The Peninsula Veterans’ Honor Guard and Color Guard team has been through many alterations since its almost accidental creation in 1999. At that time, VFW Post 4990 was a busy organization with a sizable active membership. Its vice commander, Gary Helmick, retired from the U.S. Air Force received an out-of-the-blue request from the organizers of Key Peninsula’s annual Old Timers’ Day celebration. They wanted to know if the VFW could arrange an honor guard to raise the flag during opening ceremonies.
Helmick thought it was a good idea, so he went to look for some surplus helmets. He sanded and dusted them, then painted them a shiny white.
Then he convinced five of the group’s members they wanted to be part of what was the birth of an honor guard. They created a uniform of white VFW shirts, grey pants and well-polished boots. Some wives knitted them matching gray scarves to complete the smart uniforms.
That year, the five were the lead contingent in the Old Timers’ parade. They’d had their baptism as a bona fide color guard.
Thereafter, they participated in parades and functions at local schools on behalf of the community. In 2002, one of their members, an Air Force veteran, was buried at Mount Tahoma National Cemetery with full military honors.
As Helmick chatted with members of the officiating honor guard, he learned they were seeking volunteers.
With some trepidation, Helmick’s friends decided to have a go at it.

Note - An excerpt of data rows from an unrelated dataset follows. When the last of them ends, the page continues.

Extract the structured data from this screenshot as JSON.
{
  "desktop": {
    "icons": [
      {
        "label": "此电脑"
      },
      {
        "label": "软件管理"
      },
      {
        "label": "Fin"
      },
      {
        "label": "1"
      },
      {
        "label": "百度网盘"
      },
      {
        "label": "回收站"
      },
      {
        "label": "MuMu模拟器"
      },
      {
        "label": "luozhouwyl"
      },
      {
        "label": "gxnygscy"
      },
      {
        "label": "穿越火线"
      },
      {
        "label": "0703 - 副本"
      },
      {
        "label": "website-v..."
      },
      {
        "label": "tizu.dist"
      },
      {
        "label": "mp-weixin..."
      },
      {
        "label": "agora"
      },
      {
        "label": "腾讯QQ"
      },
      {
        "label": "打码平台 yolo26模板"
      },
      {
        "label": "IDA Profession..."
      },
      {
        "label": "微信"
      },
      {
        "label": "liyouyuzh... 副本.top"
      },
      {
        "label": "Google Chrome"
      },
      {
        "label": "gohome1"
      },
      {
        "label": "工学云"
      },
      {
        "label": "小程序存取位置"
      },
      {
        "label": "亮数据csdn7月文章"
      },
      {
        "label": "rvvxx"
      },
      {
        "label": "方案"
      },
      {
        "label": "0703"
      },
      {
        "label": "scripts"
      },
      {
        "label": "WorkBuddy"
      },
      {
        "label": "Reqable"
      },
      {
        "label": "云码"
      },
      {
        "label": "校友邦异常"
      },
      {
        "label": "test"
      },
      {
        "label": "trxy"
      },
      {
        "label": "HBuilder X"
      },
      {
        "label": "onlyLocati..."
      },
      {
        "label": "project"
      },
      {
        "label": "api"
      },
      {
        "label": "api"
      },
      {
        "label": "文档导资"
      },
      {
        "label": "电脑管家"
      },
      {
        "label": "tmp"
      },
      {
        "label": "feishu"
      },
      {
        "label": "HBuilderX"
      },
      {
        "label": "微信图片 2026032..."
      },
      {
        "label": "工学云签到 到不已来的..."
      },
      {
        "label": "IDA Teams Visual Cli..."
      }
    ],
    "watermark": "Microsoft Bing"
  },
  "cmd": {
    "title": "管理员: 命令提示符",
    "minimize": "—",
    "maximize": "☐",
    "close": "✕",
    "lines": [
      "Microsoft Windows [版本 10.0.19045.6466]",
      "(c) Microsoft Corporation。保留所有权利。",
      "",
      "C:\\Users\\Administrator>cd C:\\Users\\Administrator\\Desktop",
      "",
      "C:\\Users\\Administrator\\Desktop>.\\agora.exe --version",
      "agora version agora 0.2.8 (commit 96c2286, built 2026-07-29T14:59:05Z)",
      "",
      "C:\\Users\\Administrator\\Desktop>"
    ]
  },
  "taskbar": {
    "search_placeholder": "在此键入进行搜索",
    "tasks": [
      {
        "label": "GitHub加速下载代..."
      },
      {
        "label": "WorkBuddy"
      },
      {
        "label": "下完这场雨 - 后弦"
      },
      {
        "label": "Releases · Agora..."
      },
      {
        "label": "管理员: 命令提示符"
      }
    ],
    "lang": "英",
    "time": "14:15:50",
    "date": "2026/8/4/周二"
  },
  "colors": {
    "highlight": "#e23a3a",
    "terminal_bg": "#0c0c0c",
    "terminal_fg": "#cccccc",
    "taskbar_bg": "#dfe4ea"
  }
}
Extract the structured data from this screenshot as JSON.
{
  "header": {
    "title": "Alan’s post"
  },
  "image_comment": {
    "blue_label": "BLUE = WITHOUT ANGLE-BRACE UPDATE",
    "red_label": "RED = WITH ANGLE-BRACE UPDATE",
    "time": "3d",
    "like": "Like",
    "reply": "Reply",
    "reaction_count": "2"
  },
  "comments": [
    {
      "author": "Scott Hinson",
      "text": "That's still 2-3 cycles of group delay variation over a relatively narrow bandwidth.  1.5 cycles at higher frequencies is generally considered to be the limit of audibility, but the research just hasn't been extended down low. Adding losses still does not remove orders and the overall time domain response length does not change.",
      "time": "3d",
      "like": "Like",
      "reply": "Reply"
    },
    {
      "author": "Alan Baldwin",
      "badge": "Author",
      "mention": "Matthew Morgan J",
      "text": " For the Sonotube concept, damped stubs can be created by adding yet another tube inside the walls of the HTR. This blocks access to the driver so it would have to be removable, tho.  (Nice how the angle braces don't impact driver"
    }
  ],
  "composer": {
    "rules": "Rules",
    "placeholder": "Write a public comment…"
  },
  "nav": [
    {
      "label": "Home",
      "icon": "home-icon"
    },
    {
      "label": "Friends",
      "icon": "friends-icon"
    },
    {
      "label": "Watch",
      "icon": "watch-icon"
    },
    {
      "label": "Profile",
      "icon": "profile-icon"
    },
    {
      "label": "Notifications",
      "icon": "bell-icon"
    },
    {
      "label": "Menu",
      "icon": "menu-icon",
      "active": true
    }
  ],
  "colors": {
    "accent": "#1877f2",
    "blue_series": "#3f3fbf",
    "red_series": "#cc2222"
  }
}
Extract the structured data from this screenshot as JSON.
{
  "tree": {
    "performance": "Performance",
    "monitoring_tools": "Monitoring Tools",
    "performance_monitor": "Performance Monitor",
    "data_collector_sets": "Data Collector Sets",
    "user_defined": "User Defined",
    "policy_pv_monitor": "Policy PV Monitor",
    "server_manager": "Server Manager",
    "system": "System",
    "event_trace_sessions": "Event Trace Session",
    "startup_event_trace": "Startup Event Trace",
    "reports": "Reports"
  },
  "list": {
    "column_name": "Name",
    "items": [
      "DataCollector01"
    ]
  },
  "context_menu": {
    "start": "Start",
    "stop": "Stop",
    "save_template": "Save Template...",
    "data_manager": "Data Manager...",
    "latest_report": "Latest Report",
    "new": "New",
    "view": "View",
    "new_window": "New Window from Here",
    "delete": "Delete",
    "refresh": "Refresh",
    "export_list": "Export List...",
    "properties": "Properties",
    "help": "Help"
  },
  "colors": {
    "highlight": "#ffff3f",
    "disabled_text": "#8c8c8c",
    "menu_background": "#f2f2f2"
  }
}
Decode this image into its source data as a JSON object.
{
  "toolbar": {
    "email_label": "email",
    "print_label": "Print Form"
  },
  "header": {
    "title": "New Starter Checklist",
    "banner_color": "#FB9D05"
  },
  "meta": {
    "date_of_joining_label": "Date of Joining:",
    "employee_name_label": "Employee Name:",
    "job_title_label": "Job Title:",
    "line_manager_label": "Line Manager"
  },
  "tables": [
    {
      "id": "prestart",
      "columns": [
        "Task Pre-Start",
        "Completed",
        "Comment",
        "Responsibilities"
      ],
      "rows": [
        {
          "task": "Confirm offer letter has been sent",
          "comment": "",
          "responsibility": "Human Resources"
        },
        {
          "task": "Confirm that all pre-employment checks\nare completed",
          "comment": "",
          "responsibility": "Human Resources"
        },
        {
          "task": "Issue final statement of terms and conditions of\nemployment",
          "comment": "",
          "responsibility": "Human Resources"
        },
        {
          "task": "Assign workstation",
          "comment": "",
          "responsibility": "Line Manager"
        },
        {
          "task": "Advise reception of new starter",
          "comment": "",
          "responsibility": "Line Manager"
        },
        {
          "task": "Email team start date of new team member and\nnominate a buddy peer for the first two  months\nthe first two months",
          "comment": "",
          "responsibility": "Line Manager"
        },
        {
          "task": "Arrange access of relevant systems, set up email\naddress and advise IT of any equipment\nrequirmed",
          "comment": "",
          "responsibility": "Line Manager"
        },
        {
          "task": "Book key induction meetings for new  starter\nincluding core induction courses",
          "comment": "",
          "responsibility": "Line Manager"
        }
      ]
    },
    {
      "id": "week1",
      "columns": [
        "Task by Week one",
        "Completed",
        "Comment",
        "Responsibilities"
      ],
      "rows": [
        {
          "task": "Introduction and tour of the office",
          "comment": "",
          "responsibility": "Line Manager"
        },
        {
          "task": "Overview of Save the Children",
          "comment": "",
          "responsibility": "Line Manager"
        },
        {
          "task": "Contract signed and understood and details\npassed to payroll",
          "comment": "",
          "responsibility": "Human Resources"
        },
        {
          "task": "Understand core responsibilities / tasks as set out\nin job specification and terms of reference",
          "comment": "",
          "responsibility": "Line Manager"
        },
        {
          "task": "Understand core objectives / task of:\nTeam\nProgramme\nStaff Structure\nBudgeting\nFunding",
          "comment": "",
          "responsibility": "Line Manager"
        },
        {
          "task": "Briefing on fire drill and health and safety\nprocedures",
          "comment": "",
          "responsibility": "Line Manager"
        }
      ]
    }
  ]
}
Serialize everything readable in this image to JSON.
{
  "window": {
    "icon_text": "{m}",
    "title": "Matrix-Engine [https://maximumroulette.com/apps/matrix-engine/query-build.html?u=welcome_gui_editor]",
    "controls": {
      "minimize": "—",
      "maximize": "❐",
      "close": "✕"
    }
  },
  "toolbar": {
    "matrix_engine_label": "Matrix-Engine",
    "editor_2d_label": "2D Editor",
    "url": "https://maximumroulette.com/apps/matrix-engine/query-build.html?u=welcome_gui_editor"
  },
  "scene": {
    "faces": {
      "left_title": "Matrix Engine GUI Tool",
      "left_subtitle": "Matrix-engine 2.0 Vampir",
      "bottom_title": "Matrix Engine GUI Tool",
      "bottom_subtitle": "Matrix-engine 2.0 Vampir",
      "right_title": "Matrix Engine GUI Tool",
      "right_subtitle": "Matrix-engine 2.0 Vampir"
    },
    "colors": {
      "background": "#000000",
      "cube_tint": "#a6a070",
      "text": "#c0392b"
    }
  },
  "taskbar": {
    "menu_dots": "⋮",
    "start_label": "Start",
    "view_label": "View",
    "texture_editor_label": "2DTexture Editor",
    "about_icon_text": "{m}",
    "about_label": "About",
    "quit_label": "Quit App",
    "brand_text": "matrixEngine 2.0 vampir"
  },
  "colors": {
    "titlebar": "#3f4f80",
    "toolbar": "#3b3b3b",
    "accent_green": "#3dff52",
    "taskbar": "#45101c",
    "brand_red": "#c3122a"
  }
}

Although the experience was new to them, they got organized, spent hours training on the required maneuvers, practiced marching and honed skills with rifle drills at one of their members’ homes. They smoothed their speeches and became regulars in the Mount Tahoma Honor Guard. They continue to serve at the national cemetery monthly in the honored role.
The rendering of military funeral honors is one way this nation shows its deep gratitude to those who, in times of war and peace, have faithfully defended the country. Prior to 2000, and even in recent years, honorably serving men and women have died without receiving the nation’s formal demonstration of gratitude for their service and sacrifice.
Gig Harbor VFW Post 1854’s Peninsula Veterans’ Honor Guard and Color Guard team stresses those veterans deserve the recognition, and the Veterans Memorial Tribute program is dedicated to leaving none of them behind.
In 2004, the honor guard received the Veteran Golden Guardian Angels Award from Gov. Gary Locke. A year later, it was awarded certification by the Department of Defense by then-Secretary of Defense Donald Rumsfeld.
It received the 2008 Armed Forces Festival Best Military/Veterans Unit Award of the Year in the Bremerton Armed Forces Day parade. And, In 2009, it received a second Veteran Golden Guardian Angels Award from then Gov. Chris Gregoire.
For the past several months, the honor guard has invited the public to attend its memorial tribute program for veterans interred in Pierce County without full military honors. The ceremonies are conducted jointly with the Washington Army National Guard headquartered at Camp Murray. There is prayer and a reading of each veteran’s name, accompanied by the tolling of the ceremonial bell, a rifle salute and “Taps.”
Often, families in bereavement are unaware a deceased loved one, even though they were a veteran, is entitled to those honors.
“Therefore,” Helmick said, “if you have a family member who was interred without military honors, please come and see this beautiful ceremony. While your loved one’s name may not be on a specific list, the service is intended for all veterans.
“A veteran is defined by federal law, moral code and military service as any person who honorably served for any length of time, in any military service branch and, as such, is entitled to full military honors,” he said.
The Peninsula Veterans’ Honor Guard is tasked with providing honors to private military funeral requests, Veterans Day ceremonies at schools, participation in parades and other functions that require a full color guard to present the national colors.
It is one of 17 Washington teams certified by the Department of Defense to perform full military honors for deceased veterans and active-duty personnel within specific guidelines set down by the department.
PVHG is comprised of veterans from all branches of service, all ranks and service organizations.
Bob Cate, the honor guard’s drill master who retired after 39 years with the U.S. Marine Corps, is a combat veteran of Vietnam, Desert Storm and other conflicts.
“I believe every veteran in good standing deserves to be buried with full military honors,” he said. “I volunteer my expertise to train veterans who feel as I do, and volunteer valuable free time to assist this program. It is very satisfying to me to see veterans taking care of veterans and their families.”
The next ceremony will be held at noon on Monday at Gig Harbor’s Haven of Rest Cemetery. For more information, call Karl Bonn at 253-381-7578 or Sgt. Amedee J. Santamour III at 253-512-8199.
“We are looking for volunteers willing to put in eight hours on the fourth Thursday of every month,” said Bonn, the group’s chaplain.Hugh McMillan is a longtime freelance contributor to The Peninsula Gateway. He can be reached at 253-884-3319 or by email at firstname.lastname@example.org.